- _AIM OF THE EXERCISE_
Go through the material and set down every line without alteration.

- _MATERIAL FOR THIS EXERCISE_
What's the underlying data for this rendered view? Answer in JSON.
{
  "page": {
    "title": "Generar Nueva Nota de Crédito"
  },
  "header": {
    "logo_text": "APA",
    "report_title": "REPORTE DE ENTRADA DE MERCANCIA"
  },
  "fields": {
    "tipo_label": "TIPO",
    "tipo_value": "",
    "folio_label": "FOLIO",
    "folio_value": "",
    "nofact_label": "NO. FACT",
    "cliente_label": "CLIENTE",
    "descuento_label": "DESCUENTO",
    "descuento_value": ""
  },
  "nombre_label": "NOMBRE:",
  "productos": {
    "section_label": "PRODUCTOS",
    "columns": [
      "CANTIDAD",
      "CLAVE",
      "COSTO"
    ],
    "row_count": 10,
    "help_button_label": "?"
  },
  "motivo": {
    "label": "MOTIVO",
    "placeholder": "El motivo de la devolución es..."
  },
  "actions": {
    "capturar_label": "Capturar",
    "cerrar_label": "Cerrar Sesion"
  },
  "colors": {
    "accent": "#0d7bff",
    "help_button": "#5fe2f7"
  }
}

- _SOLVED EXERCISE_
What's the underlying data for this rendered view? Answer in JSON.
{
  "page": {
    "title": "Generar Nueva Nota de Crédito"
  },
  "header": {
    "logo_text": "APA",
    "report_title": "REPORTE DE ENTRADA DE MERCANCIA"
  },
  "fields": {
    "tipo_label": "TIPO",
    "tipo_value": "",
    "folio_label": "FOLIO",
    "folio_value": "",
    "nofact_label": "NO. FACT",
    "cliente_label": "CLIENTE",
    "descuento_label": "DESCUENTO",
    "descuento_value": ""
  },
  "nombre_label": "NOMBRE:",
  "productos": {
    "section_label": "PRODUCTOS",
    "columns": [
      "CANTIDAD",
      "CLAVE",
      "COSTO"
    ],
    "row_count": 10,
    "help_button_label": "?"
  },
  "motivo": {
    "label": "MOTIVO",
    "placeholder": "El motivo de la devolución es..."
  },
  "actions": {
    "capturar_label": "Capturar",
    "cerrar_label": "Cerrar Sesion"
  },
  "colors": {
    "accent": "#0d7bff",
    "help_button": "#5fe2f7"
  }
}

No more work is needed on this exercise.